Task data section start

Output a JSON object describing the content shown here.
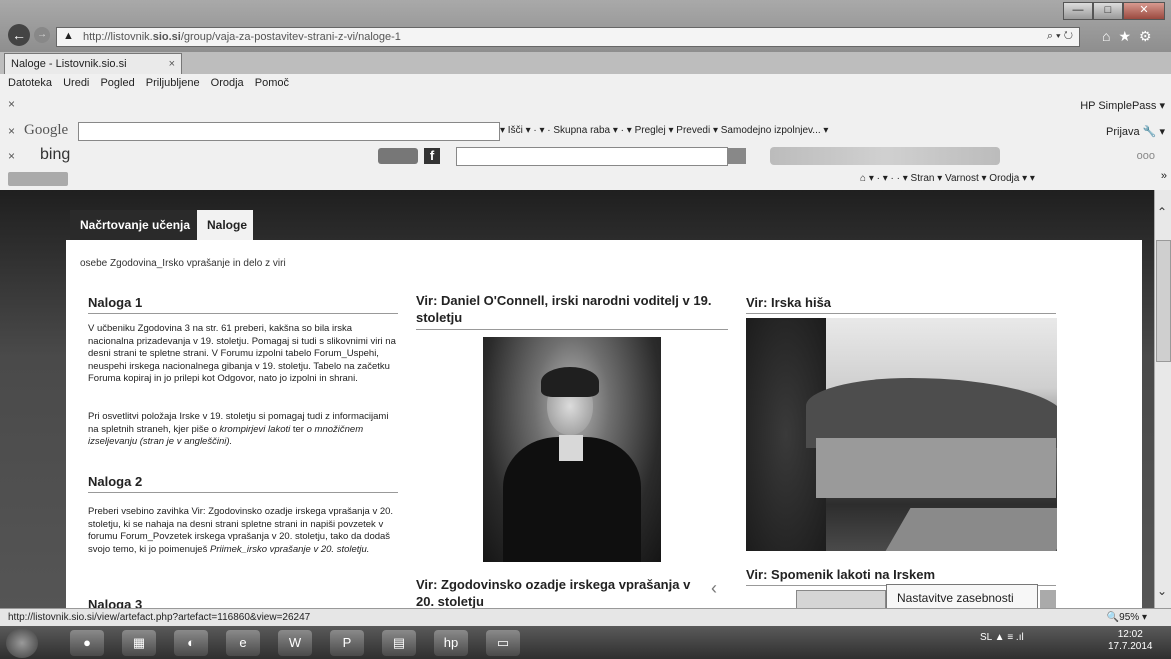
{
  "browser": {
    "url_prefix": "http://listovnik.",
    "url_bold": "sio.si",
    "url_suffix": "/group/vaja-za-postavitev-strani-z-vi/naloge-1",
    "address_controls": "⌕ ▾ ↻",
    "tab_title": "Naloge - Listovnik.sio.si",
    "tab_close": "×",
    "window_buttons": [
      "—",
      "□",
      "✕"
    ],
    "nav_icons": "⌂★⚙"
  },
  "menu": [
    "Datoteka",
    "Uredi",
    "Pogled",
    "Priljubljene",
    "Orodja",
    "Pomoč"
  ],
  "toolbars": {
    "hp_simplepass": "HP SimplePass ▾",
    "google_logo": "Google",
    "google_items": "▾  Išči ▾  ·  ▾  ·  Skupna raba ▾  ·  ▾   Preglej ▾   Prevedi ▾   Samodejno izpolnjev... ▾",
    "prijava": "Prijava 🔧 ▾",
    "bing_logo": "bing",
    "fav_items": "⌂ ▾ · ▾ · · ▾  Stran ▾  Varnost ▾  Orodja ▾  ▾",
    "close_x": "×",
    "more": "»",
    "dots": "ooo"
  },
  "page": {
    "tabs": [
      "Načrtovanje učenja",
      "Naloge"
    ],
    "breadcrumb": "osebe Zgodovina_Irsko vprašanje in delo z viri",
    "naloga1": {
      "title": "Naloga 1",
      "p1": "V učbeniku Zgodovina 3 na str. 61 preberi, kakšna so bila irska nacionalna prizadevanja v 19. stoletju. Pomagaj si tudi s slikovnimi viri na desni strani te spletne strani. V Forumu izpolni tabelo Forum_Uspehi, neuspehi irskega nacionalnega gibanja v 19. stoletju. Tabelo na začetku Foruma kopiraj in jo prilepi kot Odgovor, nato jo izpolni in shrani.",
      "p2_a": "Pri osvetlitvi položaja Irske v 19. stoletju si pomagaj tudi z informacijami na spletnih straneh, kjer piše o ",
      "p2_b": "krompirjevi lakoti",
      "p2_c": " ter ",
      "p2_d": "o množičnem izseljevanju (stran je v angleščini)."
    },
    "naloga2": {
      "title": "Naloga 2",
      "p1_a": "Preberi vsebino zavihka Vir: Zgodovinsko ozadje irskega vprašanja v 20. stoletju, ki se nahaja na desni strani spletne strani in napiši povzetek v forumu Forum_Povzetek irskega vprašanja v 20. stoletju, tako da dodaš svojo temo, ki jo poimenuješ ",
      "p1_b": "Priimek_irsko vprašanje v 20. stoletju."
    },
    "naloga3": {
      "title": "Naloga 3"
    },
    "vir_oconnell": "Vir: Daniel O'Connell, irski narodni voditelj v 19. stoletju",
    "vir_ozadje": "Vir: Zgodovinsko ozadje irskega vprašanja v 20. stoletju",
    "vir_hisa": "Vir: Irska hiša",
    "vir_spomenik": "Vir: Spomenik lakoti na Irskem",
    "tooltip": "Nastavitve zasebnosti",
    "chevron": "‹"
  },
  "status": {
    "link": "http://listovnik.sio.si/view/artefact.php?artefact=116860&view=26247",
    "zoom": "🔍95% ▾"
  },
  "taskbar": {
    "apps": [
      "●",
      "▦",
      "◐",
      "e",
      "W",
      "P",
      "▤",
      "hp",
      "▭"
    ],
    "tray": "SL   ▲  ≡ .ıl",
    "time": "12:02",
    "date": "17.7.2014"
  }
}
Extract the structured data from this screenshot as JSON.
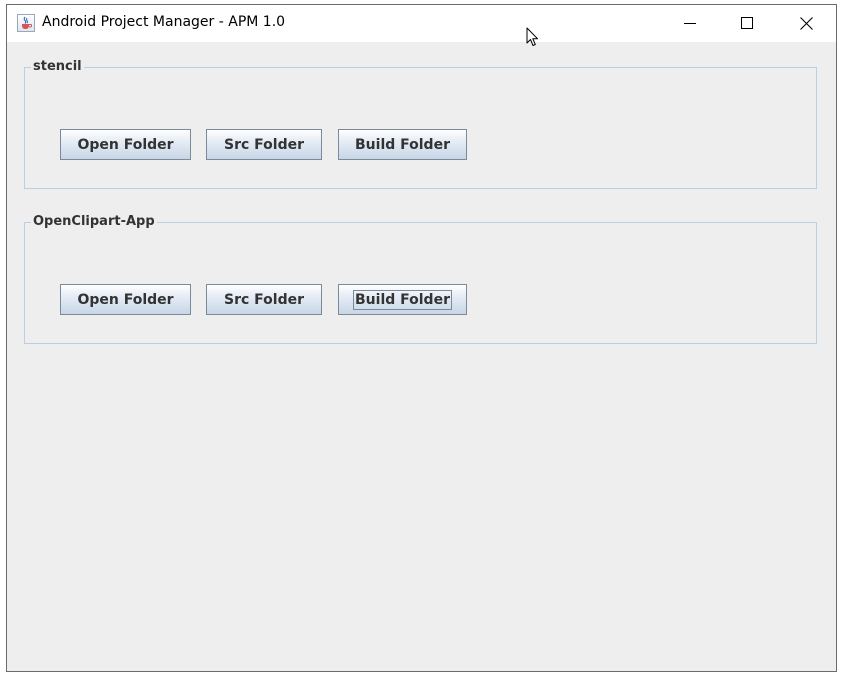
{
  "window": {
    "title": "Android Project Manager - APM 1.0"
  },
  "projects": [
    {
      "name": "stencil",
      "buttons": {
        "open": "Open Folder",
        "src": "Src Folder",
        "build": "Build Folder"
      }
    },
    {
      "name": "OpenClipart-App",
      "buttons": {
        "open": "Open Folder",
        "src": "Src Folder",
        "build": "Build Folder"
      }
    }
  ],
  "icons": {
    "app": "java-coffee-icon",
    "minimize": "minimize-icon",
    "maximize": "maximize-icon",
    "close": "close-icon",
    "cursor": "mouse-pointer-icon"
  },
  "colors": {
    "panel_border": "#b8cfe5",
    "window_bg": "#eeeeee",
    "button_text": "#333333"
  }
}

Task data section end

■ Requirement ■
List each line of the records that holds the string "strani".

■ Problem solution ■
    "url_suffix": "/group/vaja-za-postavitev-strani-z-vi/naloge-1",
      "p1": "V učbeniku Zgodovina 3 na str. 61 preberi, kakšna so bila irska nacionalna prizadevanja v 19. stoletju. Pomagaj si tudi s slikovnimi viri na desni strani te spletne strani. V Forumu izpolni tabelo Forum_Uspehi, neuspehi irskega nacionalnega gibanja v 19. stoletju. Tabelo na začetku Foruma kopiraj in jo prilepi kot Odgovor, nato jo izpolni in shrani.",
      "p1_a": "Preberi vsebino zavihka Vir: Zgodovinsko ozadje irskega vprašanja v 20. stoletju, ki se nahaja na desni strani spletne strani in napiši povzetek v forumu Forum_Povzetek irskega vprašanja v 20. stoletju, tako da dodaš svojo temo, ki jo poimenuješ ",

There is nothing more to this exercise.